I too replaced the perished seal on the rear hatch of my Mark 2 but could not get a seal to the 5 inch water-gauge standard in the Wayfarer Book.
I took a radical step and decided to put the gasket on the hatch instead of the hull. First I laid a straight edge over the top of the hatch coaming to establish that it was flat and in-plane (ie not twisted), that was ok. then I checked that the hatch was similarly flat, that was ok too.
Of course the hatch cover is cambered so if I want to match the coaming top to the gasket I had to create a flat flange inside the cover, which I did by sticking a 20mm wide piece of polyurethane foam all around inside, then made a jig to sand it back so that the flange was parallel with the hatch edge. The pictures explain better than the words. Some woven cloth and epoxy resin made a hard skin which was filled with microbaloons and epoxy resin (a mixture that a mate of mine tells me is technically known as bog), which is easily sanded fair (using that jig again). Finally I obtained some 9mm thick self-adhesive neoprene foam that I stuck onto the flange inside the hatch cover to create the seal. The pictures are not in the correct order, sorry, some things are too hard.

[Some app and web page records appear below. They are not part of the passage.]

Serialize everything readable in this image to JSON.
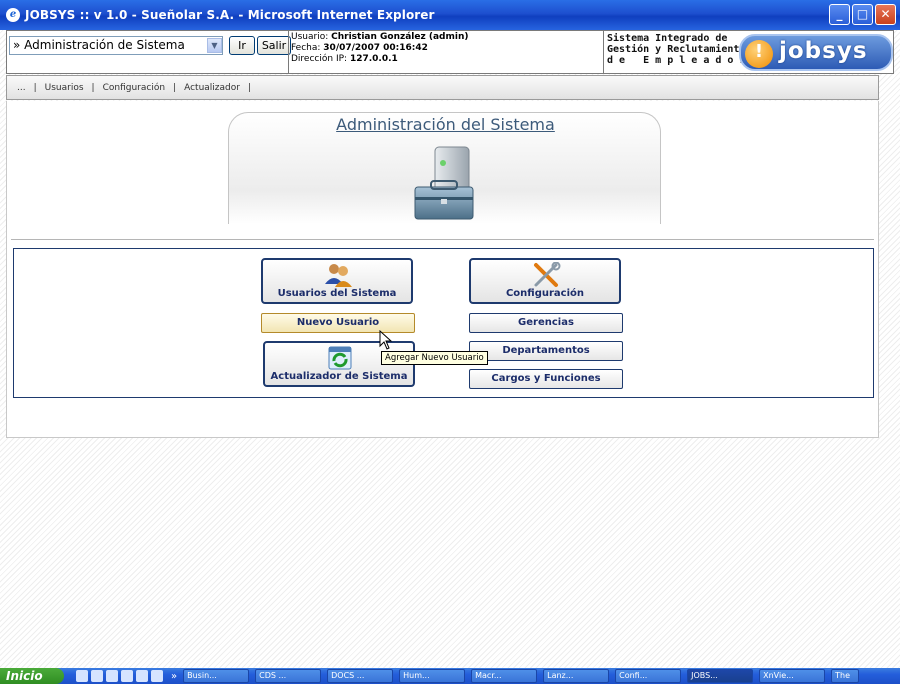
{
  "window": {
    "title": "JOBSYS :: v 1.0 - Sueñolar S.A. - Microsoft Internet Explorer",
    "minimize": "_",
    "maximize": "□",
    "close": "✕"
  },
  "header": {
    "select_value": "» Administración de Sistema",
    "ir_label": "Ir",
    "salir_label": "Salir",
    "user_label": "Usuario:",
    "user_value": "Christian González (admin)",
    "date_label": "Fecha:",
    "date_value": "30/07/2007 00:16:42",
    "ip_label": "Dirección IP:",
    "ip_value": "127.0.0.1",
    "system_line1": "Sistema Integrado de",
    "system_line2": "Gestión y Reclutamiento",
    "system_line3": "d e   E m p l e a d o s",
    "logo_text": "jobsys"
  },
  "menu": {
    "items": [
      "...",
      "|",
      "Usuarios",
      "|",
      "Configuración",
      "|",
      "Actualizador",
      "|"
    ]
  },
  "main": {
    "title": "Administración del Sistema",
    "buttons": {
      "usuarios": "Usuarios del Sistema",
      "configuracion": "Configuración",
      "nuevo_usuario": "Nuevo Usuario",
      "gerencias": "Gerencias",
      "departamentos": "Departamentos",
      "actualizador": "Actualizador de Sistema",
      "cargos": "Cargos y Funciones"
    },
    "tooltip": "Agregar Nuevo Usuario"
  },
  "taskbar": {
    "start": "Inicio",
    "chevron": "»",
    "tasks": [
      "Busin...",
      "CDS ...",
      "DOCS ...",
      "Hum...",
      "Macr...",
      "Lanz...",
      "Confi...",
      "JOBS...",
      "XnVie...",
      "The"
    ]
  },
  "colors": {
    "accent": "#1e3a6e",
    "title_bar": "#0f3fbf",
    "tooltip_bg": "#ffffe1"
  }
}
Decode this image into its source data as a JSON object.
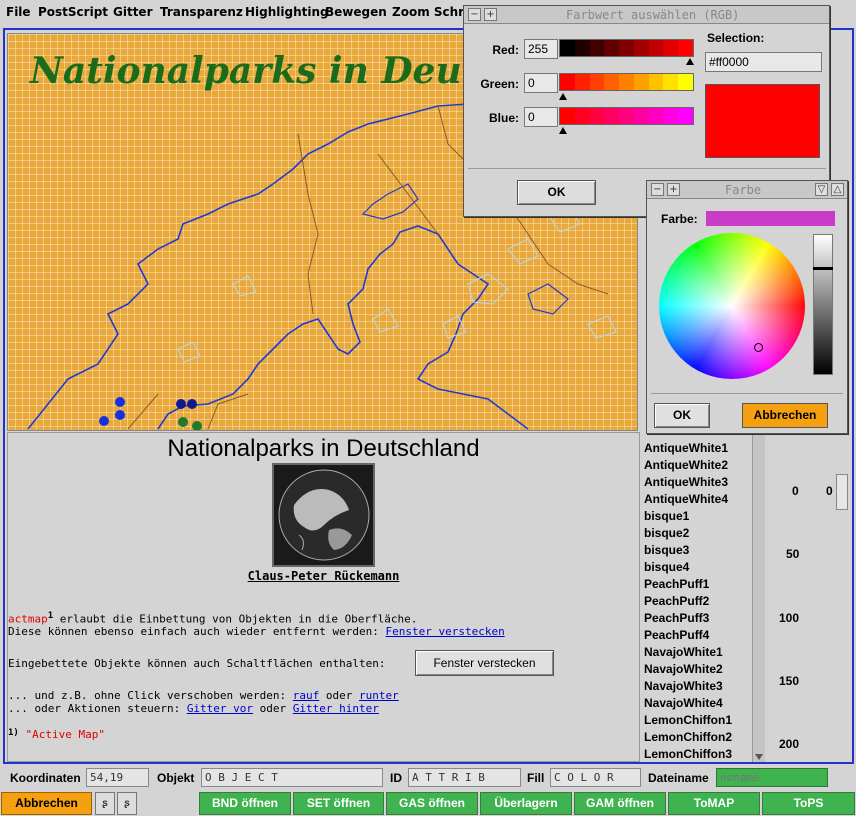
{
  "menu": [
    "File",
    "PostScript",
    "Gitter",
    "Transparenz",
    "Highlighting",
    "Bewegen",
    "Zoom Schrift"
  ],
  "map": {
    "title": "Nationalparks in Deutschland"
  },
  "html_pane": {
    "title": "Nationalparks in Deutschland",
    "author": "Claus-Peter Rückemann",
    "line1_prefix": "actmap",
    "line1_sup": "1",
    "line1_rest": " erlaubt die Einbettung von Objekten in die Oberfläche.",
    "line2_text": "Diese können ebenso einfach auch wieder entfernt werden: ",
    "line2_link": "Fenster verstecken",
    "line3_text": "Eingebettete Objekte können auch Schaltflächen enthalten:",
    "button_label": "Fenster verstecken",
    "line4_text": "... und z.B. ohne Click verschoben werden: ",
    "line4_link1": "rauf",
    "line4_mid": " oder ",
    "line4_link2": "runter",
    "line5_text": "... oder Aktionen steuern: ",
    "line5_link1": "Gitter vor",
    "line5_mid": " oder ",
    "line5_link2": "Gitter hinter",
    "footnote_num": "1)",
    "footnote_text": "\"Active Map\""
  },
  "color_list": [
    "AntiqueWhite1",
    "AntiqueWhite2",
    "AntiqueWhite3",
    "AntiqueWhite4",
    "bisque1",
    "bisque2",
    "bisque3",
    "bisque4",
    "PeachPuff1",
    "PeachPuff2",
    "PeachPuff3",
    "PeachPuff4",
    "NavajoWhite1",
    "NavajoWhite2",
    "NavajoWhite3",
    "NavajoWhite4",
    "LemonChiffon1",
    "LemonChiffon2",
    "LemonChiffon3"
  ],
  "scale": {
    "ticks": [
      "0",
      "50",
      "100",
      "150",
      "200"
    ],
    "value": "0"
  },
  "status": {
    "koordinaten_label": "Koordinaten",
    "koordinaten_value": "54,19",
    "objekt_label": "Objekt",
    "objekt_value": "O B J E C T",
    "id_label": "ID",
    "id_value": "A T T R I B",
    "fill_label": "Fill",
    "fill_value": "C O L O R",
    "dateiname_label": "Dateiname",
    "dateiname_placeholder": "noname"
  },
  "bottom_buttons": {
    "abbrechen": "Abbrechen",
    "bnd": "BND öffnen",
    "set": "SET öffnen",
    "gas": "GAS öffnen",
    "ueberlagern": "Überlagern",
    "gam": "GAM öffnen",
    "tomap": "ToMAP",
    "tops": "ToPS"
  },
  "rgb_dialog": {
    "title": "Farbwert auswählen (RGB)",
    "red_label": "Red:",
    "red_value": "255",
    "green_label": "Green:",
    "green_value": "0",
    "blue_label": "Blue:",
    "blue_value": "0",
    "selection_label": "Selection:",
    "selection_value": "#ff0000",
    "ok_label": "OK",
    "selected_color": "#ff0000"
  },
  "farbe_dialog": {
    "title": "Farbe",
    "farbe_label": "Farbe:",
    "current_color": "#c83cc8",
    "ok_label": "OK",
    "cancel_label": "Abbrechen"
  },
  "colors": {
    "map_bg": "#e9a93a",
    "map_title": "#1a6b1a",
    "button_green": "#3eb34f",
    "button_orange": "#f5a010",
    "workspace_border": "#2233cc"
  }
}
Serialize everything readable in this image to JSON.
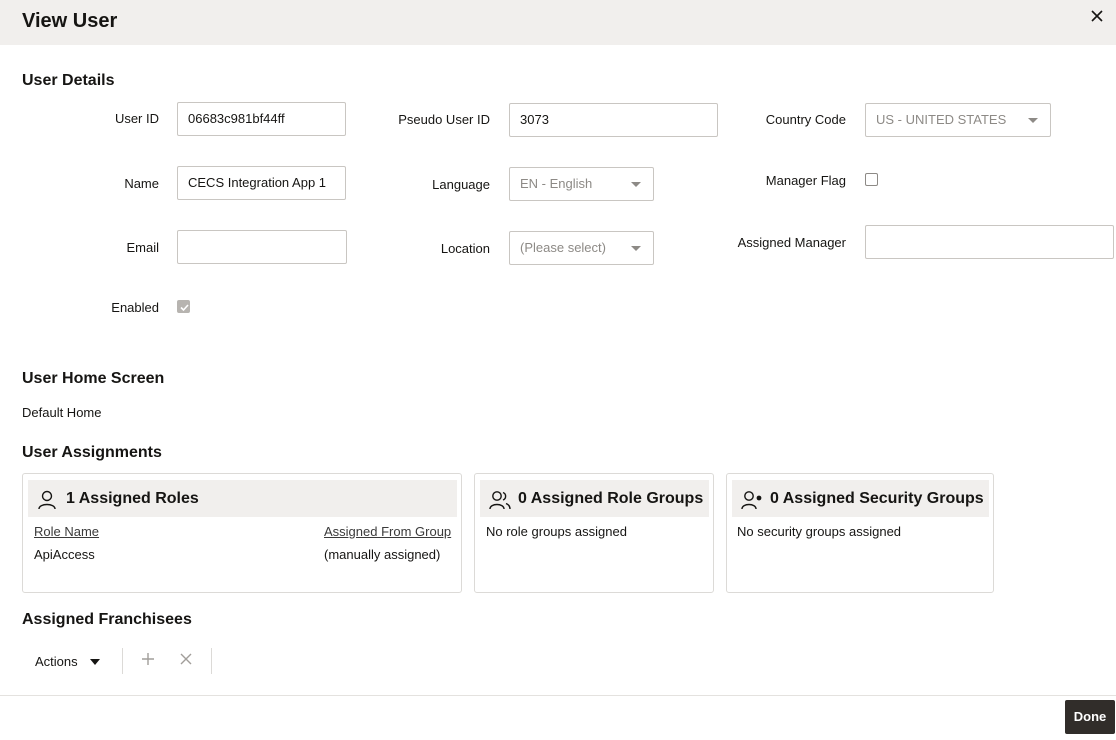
{
  "window": {
    "title": "View User"
  },
  "sections": {
    "user_details": "User Details",
    "home_screen": "User Home Screen",
    "assignments": "User Assignments",
    "franchisees": "Assigned Franchisees"
  },
  "fields": {
    "user_id": {
      "label": "User ID",
      "value": "06683c981bf44ff"
    },
    "name": {
      "label": "Name",
      "value": "CECS Integration App 1"
    },
    "email": {
      "label": "Email",
      "value": ""
    },
    "enabled": {
      "label": "Enabled",
      "checked": true
    },
    "pseudo_user_id": {
      "label": "Pseudo User ID",
      "value": "3073"
    },
    "language": {
      "label": "Language",
      "value": "EN - English"
    },
    "location": {
      "label": "Location",
      "value": "(Please select)"
    },
    "country_code": {
      "label": "Country Code",
      "value": "US - UNITED STATES"
    },
    "manager_flag": {
      "label": "Manager Flag",
      "checked": false
    },
    "assigned_manager": {
      "label": "Assigned Manager",
      "value": ""
    }
  },
  "home_screen": {
    "value": "Default Home"
  },
  "cards": {
    "roles": {
      "title": "1 Assigned Roles",
      "col_role": "Role Name",
      "col_group": "Assigned From Group",
      "rows": [
        {
          "role": "ApiAccess",
          "group": "(manually assigned)"
        }
      ]
    },
    "role_groups": {
      "title": "0 Assigned Role Groups",
      "empty": "No role groups assigned"
    },
    "security_groups": {
      "title": "0 Assigned Security Groups",
      "empty": "No security groups assigned"
    }
  },
  "toolbar": {
    "actions_label": "Actions"
  },
  "footer": {
    "done_label": "Done"
  },
  "icons": [
    "close-icon",
    "person-icon",
    "people-icon",
    "person-add-icon",
    "chevron-down-icon",
    "plus-icon",
    "x-icon",
    "check-icon"
  ]
}
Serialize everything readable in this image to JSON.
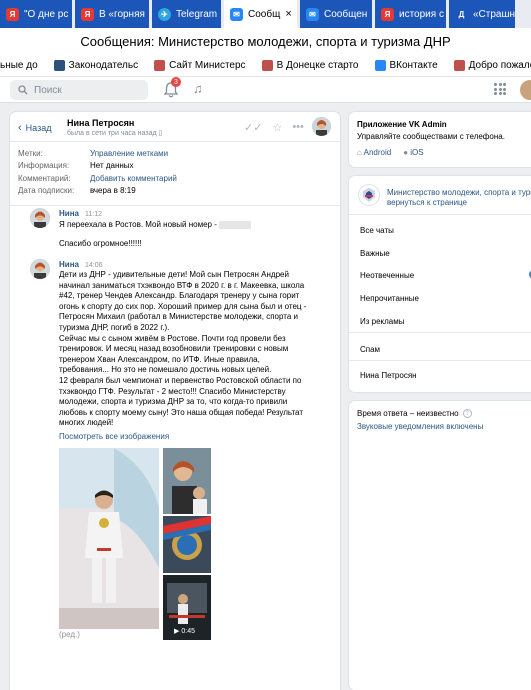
{
  "tabs": [
    {
      "icon": "Я",
      "kind": "y",
      "label": "\"О дне рс"
    },
    {
      "icon": "Я",
      "kind": "y",
      "label": "В «горняя"
    },
    {
      "icon": "✈",
      "kind": "tg",
      "label": "Telegram"
    },
    {
      "icon": "✉",
      "kind": "vk",
      "label": "Сообщ",
      "active": true,
      "close": "×"
    },
    {
      "icon": "✉",
      "kind": "vk",
      "label": "Сообщен"
    },
    {
      "icon": "Я",
      "kind": "y",
      "label": "история с"
    },
    {
      "icon": "Д",
      "kind": "d",
      "label": "«Страшн"
    }
  ],
  "window_title": "Сообщения: Министерство молодежи, спорта и туризма ДНР",
  "bookmarks": [
    {
      "label": "ьные до",
      "color": "#4a76a8"
    },
    {
      "label": "Законодательс",
      "color": "#2b5278"
    },
    {
      "label": "Сайт Министерс",
      "color": "#c0504d"
    },
    {
      "label": "В Донецке старто",
      "color": "#c0504d"
    },
    {
      "label": "ВКонтакте",
      "color": "#2787f5"
    },
    {
      "label": "Добро пожалова",
      "color": "#c0504d"
    }
  ],
  "vk_header": {
    "search_placeholder": "Поиск",
    "notifications_count": "3"
  },
  "chat": {
    "back_label": "Назад",
    "peer_name": "Нина Петросян",
    "peer_status": "была в сети три часа назад",
    "info": [
      {
        "key": "Метки:",
        "value": "Управление метками",
        "link": true
      },
      {
        "key": "Информация:",
        "value": "Нет данных",
        "link": false
      },
      {
        "key": "Комментарий:",
        "value": "Добавить комментарий",
        "link": true
      },
      {
        "key": "Дата подписки:",
        "value": "вчера в 8:19",
        "link": false
      }
    ],
    "messages": [
      {
        "author": "Нина",
        "time": "11:12",
        "text_before": "Я переехала в Ростов. Мой новый номер -",
        "text_after": "Спасибо огромное!!!!!!"
      },
      {
        "author": "Нина",
        "time": "14:06",
        "text": "Дети из ДНР - удивительные дети! Мой сын Петросян Андрей начинал заниматься тхэквондо ВТФ в 2020 г. в г. Макеевка, школа #42, тренер Чендев Александр. Благодаря тренеру у сына горит огонь к спорту до сих пор. Хороший пример для сына был и отец - Петросян Михаил (работал в Министерстве молодежи, спорта и туризма ДНР, погиб в 2022 г.).\nСейчас мы с сыном живём в Ростове. Почти год провели без тренировок. И месяц назад возобновили тренировки с новым тренером Хван Александром, по ИТФ. Иные правила, требования... Но это не помешало достичь новых целей.\n12 февраля был чемпионат и первенство Ростовской области по тхэквондо ГТФ. Результат - 2 место!!! Спасибо Министерству молодежи, спорта и туризма ДНР за то, что когда-то привили любовь к спорту моему сыну! Это наша общая победа! Результат многих людей!",
        "link": "Посмотреть все изображения",
        "video_duration": "0:45",
        "edited": "(ред.)"
      }
    ]
  },
  "right_panel": {
    "app_title": "Приложение VK Admin",
    "app_subtitle": "Управляйте сообществами с телефона.",
    "android": "Android",
    "ios": "iOS",
    "community_name": "Министерство молодежи, спорта и туриз",
    "community_back": "вернуться к странице",
    "menu": [
      "Все чаты",
      "Важные",
      "Неотвеченные",
      "Непрочитанные",
      "Из рекламы",
      "Спам",
      "Нина Петросян"
    ],
    "response_time": "Время ответа – неизвестно",
    "sound": "Звуковые уведомления включены"
  }
}
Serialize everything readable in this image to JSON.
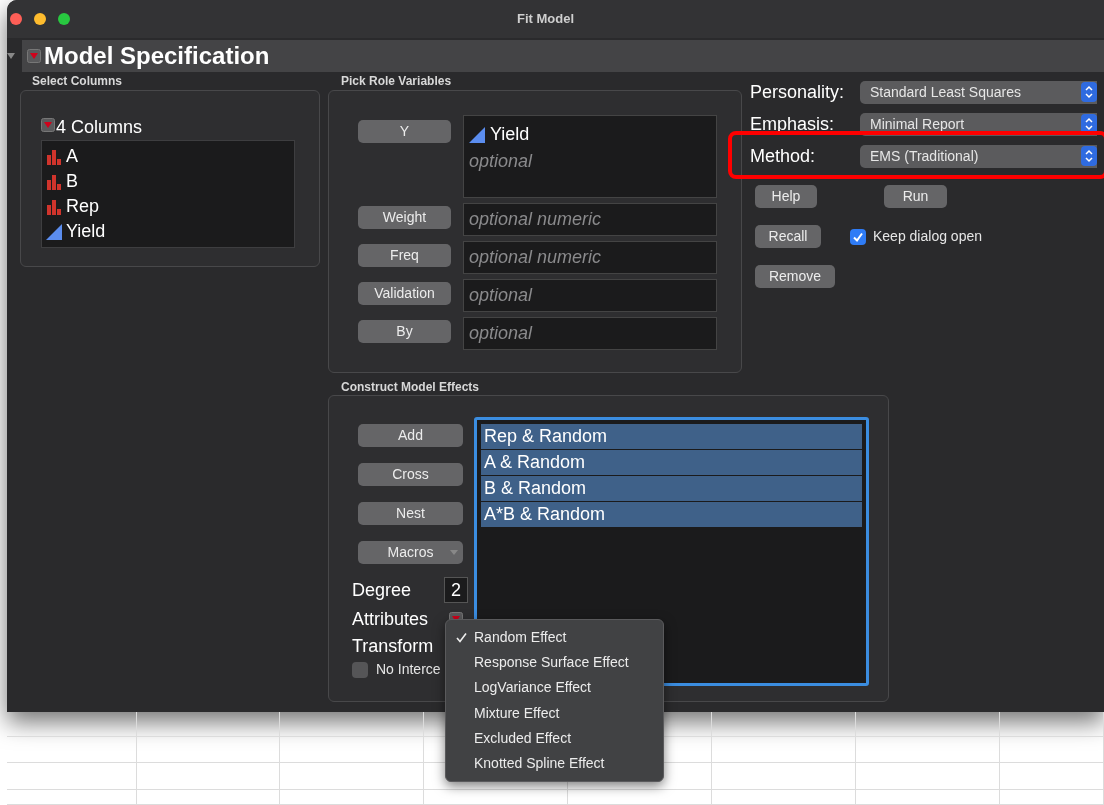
{
  "window": {
    "title": "Fit Model"
  },
  "section": {
    "title": "Model Specification",
    "expanded": true
  },
  "select_columns": {
    "label": "Select Columns",
    "header": "4 Columns",
    "columns": [
      {
        "name": "A",
        "kind": "nominal"
      },
      {
        "name": "B",
        "kind": "nominal"
      },
      {
        "name": "Rep",
        "kind": "nominal"
      },
      {
        "name": "Yield",
        "kind": "continuous"
      }
    ]
  },
  "pick_roles": {
    "label": "Pick Role Variables",
    "roles": [
      {
        "button": "Y",
        "values": [
          {
            "name": "Yield",
            "kind": "continuous"
          }
        ],
        "placeholder": "optional"
      },
      {
        "button": "Weight",
        "placeholder": "optional numeric"
      },
      {
        "button": "Freq",
        "placeholder": "optional numeric"
      },
      {
        "button": "Validation",
        "placeholder": "optional"
      },
      {
        "button": "By",
        "placeholder": "optional"
      }
    ]
  },
  "options": [
    {
      "label": "Personality:",
      "value": "Standard Least Squares",
      "highlighted": false
    },
    {
      "label": "Emphasis:",
      "value": "Minimal Report",
      "highlighted": false
    },
    {
      "label": "Method:",
      "value": "EMS (Traditional)",
      "highlighted": true
    }
  ],
  "actions": {
    "help": "Help",
    "run": "Run",
    "recall": "Recall",
    "remove": "Remove",
    "keep_open": {
      "label": "Keep dialog open",
      "checked": true
    }
  },
  "construct": {
    "label": "Construct Model Effects",
    "buttons": [
      {
        "label": "Add",
        "kind": "plain"
      },
      {
        "label": "Cross",
        "kind": "plain"
      },
      {
        "label": "Nest",
        "kind": "plain"
      },
      {
        "label": "Macros",
        "kind": "menu"
      }
    ],
    "degree": {
      "label": "Degree",
      "value": "2"
    },
    "attributes": "Attributes",
    "transform": "Transform",
    "no_intercept": {
      "label": "No Interce",
      "checked": false
    },
    "effects": [
      {
        "label": "Rep & Random",
        "selected": true
      },
      {
        "label": "A & Random",
        "selected": true
      },
      {
        "label": "B & Random",
        "selected": true
      },
      {
        "label": "A*B & Random",
        "selected": true
      }
    ]
  },
  "attributes_menu": [
    {
      "label": "Random Effect",
      "checked": true
    },
    {
      "label": "Response Surface Effect",
      "checked": false
    },
    {
      "label": "LogVariance Effect",
      "checked": false
    },
    {
      "label": "Mixture Effect",
      "checked": false
    },
    {
      "label": "Excluded Effect",
      "checked": false
    },
    {
      "label": "Knotted Spline Effect",
      "checked": false
    }
  ]
}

A little bit of rubbing was necessary to get the coaming edge true. I used smoke pellets in the tank whilie I pressurized the chamber by blowing into a pipe to find out where the leaks were, followed by judicious rubbing down (and occasional filling) to get a good seal. Unfortunately I do not have a photograph with the neoprene stuck on (use bicycle repair adhesive to seal the corners), but if anyone is interested I can take a shot next time I am at the club.